Mr. Easterling said he had no proof of any Mexican military crossings.
“Our agents out there are seeing people dressed up and acting in a military-like fashion,” he said. “Whether they’re in any kind of official uniform or something they bought that may look like fatigues . . . I don’t know,” he said.
Chris Farrell, director of research for Washington-based Judicial Watch, interprets the data differently, claiming it reflects a serious deterioration in border security just over the bridge from El Paso, Texas.
“On the Mexican side of the border, all hell is breaking loose. That’s why [Ciudad] Juarez is under military occupation right now,” Mr. Farrell said.
“To discount this report trivializes a very grave warning,” said Mr. Farrell, whose organization won the report’s release by filing a lawsuit to force CBP to honor a Freedom of Information Act request for a copy.
Mr. Farrell said he doubts the increase in border incursions cited in the report can be attributed entirely to better surveillance technology.

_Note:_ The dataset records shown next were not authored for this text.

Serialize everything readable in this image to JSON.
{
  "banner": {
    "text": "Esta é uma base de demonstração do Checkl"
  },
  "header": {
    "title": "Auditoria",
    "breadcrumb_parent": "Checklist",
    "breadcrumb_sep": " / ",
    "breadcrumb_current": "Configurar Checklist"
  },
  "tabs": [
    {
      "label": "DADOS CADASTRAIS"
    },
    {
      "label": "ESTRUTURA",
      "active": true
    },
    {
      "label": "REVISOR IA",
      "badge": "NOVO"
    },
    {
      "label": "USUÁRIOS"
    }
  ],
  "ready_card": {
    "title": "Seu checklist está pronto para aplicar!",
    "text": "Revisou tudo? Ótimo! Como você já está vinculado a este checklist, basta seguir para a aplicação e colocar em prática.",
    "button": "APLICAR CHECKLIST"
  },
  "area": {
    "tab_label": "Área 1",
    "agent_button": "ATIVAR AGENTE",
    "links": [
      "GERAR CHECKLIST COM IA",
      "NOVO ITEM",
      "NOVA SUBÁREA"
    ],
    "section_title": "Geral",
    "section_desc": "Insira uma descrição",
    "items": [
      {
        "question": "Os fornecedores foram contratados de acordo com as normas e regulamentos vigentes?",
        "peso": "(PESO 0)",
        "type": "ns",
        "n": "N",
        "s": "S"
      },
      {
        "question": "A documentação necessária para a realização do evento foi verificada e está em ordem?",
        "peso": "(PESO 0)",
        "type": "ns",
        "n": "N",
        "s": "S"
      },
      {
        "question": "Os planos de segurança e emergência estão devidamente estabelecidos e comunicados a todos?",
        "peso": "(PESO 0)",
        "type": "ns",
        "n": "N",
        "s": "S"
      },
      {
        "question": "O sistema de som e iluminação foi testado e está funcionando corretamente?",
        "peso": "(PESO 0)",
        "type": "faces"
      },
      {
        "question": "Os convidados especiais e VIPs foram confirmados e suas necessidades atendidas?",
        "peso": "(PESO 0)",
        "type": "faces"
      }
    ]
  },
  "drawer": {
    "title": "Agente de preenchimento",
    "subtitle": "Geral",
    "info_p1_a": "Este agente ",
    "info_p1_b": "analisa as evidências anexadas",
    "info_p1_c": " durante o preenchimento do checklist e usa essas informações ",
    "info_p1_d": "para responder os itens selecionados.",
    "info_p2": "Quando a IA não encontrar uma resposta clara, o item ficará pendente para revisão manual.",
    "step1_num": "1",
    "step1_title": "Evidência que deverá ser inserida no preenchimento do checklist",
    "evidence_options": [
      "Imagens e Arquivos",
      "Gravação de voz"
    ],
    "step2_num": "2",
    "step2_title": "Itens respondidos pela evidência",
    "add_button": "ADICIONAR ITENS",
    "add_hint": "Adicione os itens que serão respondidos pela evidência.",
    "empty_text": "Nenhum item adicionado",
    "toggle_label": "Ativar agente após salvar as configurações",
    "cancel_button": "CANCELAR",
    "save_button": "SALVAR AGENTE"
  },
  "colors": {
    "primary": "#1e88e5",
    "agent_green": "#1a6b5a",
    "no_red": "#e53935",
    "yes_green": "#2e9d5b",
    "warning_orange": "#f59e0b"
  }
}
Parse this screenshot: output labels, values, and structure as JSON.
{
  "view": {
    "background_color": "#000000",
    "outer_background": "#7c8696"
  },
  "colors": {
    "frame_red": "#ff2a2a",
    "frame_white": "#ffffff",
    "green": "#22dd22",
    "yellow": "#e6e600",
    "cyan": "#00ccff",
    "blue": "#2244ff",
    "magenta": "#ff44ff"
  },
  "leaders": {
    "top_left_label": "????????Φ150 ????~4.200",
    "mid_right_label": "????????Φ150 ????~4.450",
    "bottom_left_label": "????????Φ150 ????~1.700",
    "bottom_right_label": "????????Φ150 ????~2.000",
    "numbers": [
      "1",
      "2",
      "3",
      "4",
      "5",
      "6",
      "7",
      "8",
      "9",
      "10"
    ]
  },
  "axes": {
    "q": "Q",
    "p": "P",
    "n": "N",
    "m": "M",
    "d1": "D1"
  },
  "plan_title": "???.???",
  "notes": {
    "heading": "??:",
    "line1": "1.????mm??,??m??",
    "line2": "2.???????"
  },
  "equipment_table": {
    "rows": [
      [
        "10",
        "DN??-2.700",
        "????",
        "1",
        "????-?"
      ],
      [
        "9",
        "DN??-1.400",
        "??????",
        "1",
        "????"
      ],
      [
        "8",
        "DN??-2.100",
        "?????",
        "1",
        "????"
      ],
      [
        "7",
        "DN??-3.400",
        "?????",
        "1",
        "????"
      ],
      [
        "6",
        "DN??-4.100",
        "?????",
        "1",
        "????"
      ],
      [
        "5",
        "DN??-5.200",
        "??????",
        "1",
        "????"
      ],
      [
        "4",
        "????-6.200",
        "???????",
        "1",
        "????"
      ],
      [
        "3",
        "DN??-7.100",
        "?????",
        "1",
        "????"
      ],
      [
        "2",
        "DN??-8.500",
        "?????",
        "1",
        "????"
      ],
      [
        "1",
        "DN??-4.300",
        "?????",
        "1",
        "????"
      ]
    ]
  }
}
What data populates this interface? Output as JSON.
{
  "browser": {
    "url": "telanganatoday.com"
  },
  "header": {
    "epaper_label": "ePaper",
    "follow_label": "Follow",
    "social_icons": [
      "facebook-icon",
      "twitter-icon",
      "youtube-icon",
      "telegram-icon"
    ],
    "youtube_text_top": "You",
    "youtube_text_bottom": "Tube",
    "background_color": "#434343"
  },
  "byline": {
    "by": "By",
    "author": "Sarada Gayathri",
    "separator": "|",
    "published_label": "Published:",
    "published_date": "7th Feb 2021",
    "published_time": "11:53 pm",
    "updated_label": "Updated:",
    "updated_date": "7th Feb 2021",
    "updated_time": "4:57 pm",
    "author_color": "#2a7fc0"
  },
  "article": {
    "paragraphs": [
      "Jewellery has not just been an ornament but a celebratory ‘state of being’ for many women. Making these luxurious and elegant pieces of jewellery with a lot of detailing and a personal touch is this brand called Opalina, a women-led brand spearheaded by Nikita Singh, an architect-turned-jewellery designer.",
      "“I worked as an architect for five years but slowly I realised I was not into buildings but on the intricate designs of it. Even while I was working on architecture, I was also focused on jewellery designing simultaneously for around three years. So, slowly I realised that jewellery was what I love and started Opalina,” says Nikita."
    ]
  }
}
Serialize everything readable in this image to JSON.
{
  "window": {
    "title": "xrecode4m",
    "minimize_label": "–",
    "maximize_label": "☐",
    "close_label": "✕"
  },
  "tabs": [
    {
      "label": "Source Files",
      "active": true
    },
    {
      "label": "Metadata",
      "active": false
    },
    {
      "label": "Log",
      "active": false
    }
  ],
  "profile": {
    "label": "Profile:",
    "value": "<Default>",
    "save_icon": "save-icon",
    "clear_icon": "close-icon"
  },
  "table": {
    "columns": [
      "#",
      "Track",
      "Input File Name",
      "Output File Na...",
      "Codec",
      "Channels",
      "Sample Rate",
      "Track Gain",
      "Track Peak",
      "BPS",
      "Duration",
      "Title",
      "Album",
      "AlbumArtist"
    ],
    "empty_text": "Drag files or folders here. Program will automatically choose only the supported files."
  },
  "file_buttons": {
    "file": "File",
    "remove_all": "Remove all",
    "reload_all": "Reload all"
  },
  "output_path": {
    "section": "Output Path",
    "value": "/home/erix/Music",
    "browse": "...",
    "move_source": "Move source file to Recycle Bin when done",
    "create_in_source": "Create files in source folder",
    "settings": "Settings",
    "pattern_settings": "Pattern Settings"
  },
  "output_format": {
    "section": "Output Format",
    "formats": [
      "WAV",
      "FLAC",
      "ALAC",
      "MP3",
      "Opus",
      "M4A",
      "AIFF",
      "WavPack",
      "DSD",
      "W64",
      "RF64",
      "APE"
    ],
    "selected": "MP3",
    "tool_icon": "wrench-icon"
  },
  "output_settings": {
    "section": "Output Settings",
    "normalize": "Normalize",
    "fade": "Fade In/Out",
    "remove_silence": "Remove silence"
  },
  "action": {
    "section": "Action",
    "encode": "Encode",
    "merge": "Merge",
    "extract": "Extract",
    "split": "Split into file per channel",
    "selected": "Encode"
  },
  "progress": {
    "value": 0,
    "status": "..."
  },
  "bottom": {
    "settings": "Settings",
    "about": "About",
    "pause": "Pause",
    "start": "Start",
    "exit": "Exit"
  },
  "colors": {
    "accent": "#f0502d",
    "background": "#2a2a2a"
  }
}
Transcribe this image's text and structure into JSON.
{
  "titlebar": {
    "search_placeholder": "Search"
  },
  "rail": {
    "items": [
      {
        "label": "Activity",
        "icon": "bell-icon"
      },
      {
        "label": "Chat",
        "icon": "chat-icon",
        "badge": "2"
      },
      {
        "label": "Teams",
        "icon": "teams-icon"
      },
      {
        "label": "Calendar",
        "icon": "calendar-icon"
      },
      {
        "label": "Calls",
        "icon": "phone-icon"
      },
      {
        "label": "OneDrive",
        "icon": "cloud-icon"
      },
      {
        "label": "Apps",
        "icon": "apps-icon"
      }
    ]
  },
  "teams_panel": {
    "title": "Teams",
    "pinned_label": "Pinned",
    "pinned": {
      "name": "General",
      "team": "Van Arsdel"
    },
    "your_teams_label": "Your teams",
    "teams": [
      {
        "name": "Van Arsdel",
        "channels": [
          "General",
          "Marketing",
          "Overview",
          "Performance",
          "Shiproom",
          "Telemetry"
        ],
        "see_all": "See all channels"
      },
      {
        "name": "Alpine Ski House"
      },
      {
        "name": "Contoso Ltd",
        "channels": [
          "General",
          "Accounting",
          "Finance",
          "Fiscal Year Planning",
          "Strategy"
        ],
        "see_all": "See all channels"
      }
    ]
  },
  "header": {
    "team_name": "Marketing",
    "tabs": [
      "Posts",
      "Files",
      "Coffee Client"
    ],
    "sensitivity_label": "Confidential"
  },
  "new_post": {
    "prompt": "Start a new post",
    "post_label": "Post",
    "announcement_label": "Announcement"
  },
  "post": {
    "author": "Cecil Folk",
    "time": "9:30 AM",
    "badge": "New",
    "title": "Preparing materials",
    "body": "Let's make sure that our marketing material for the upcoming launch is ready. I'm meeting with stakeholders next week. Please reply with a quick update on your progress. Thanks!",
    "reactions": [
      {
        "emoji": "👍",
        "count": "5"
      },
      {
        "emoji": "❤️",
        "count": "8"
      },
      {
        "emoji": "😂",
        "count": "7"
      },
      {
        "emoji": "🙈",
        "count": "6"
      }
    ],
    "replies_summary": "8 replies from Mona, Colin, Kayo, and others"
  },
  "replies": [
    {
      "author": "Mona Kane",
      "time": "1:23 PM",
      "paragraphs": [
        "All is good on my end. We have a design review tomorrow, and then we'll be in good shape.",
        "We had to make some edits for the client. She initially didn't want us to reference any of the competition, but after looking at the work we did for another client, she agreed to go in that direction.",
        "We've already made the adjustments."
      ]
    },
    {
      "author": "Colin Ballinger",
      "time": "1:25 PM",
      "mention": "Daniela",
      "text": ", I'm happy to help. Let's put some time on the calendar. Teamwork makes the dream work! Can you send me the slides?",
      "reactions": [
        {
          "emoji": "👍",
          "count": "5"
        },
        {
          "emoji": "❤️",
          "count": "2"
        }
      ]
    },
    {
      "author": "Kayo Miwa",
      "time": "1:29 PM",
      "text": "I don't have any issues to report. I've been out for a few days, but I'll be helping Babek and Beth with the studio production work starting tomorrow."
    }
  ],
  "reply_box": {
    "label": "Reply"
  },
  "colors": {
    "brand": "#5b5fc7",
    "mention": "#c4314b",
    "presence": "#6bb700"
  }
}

Mexican drug cartels, he said, pay corrupt officials to create diversions along the border to open other areas for smugglers.
“Hypothetically, improved technology might lead to better reporting,” Mr. Farrell said. “There’s probably a percentage of truth in that, but it’s highly speculative.”
The CBP report also showed a jump in violence against U.S. border personnel, a trend that Mr. Easterling said is troubling.
Violence against CBP officers and agents is up 167 percent at ports of entry and 23 percent outside them, the report said.
But in other sectors, such as San Diego, assaults on officers jumped 46 percent. Officers are now being equipped with body armor, helmets, shields and “war wagons” that have cages over the windows.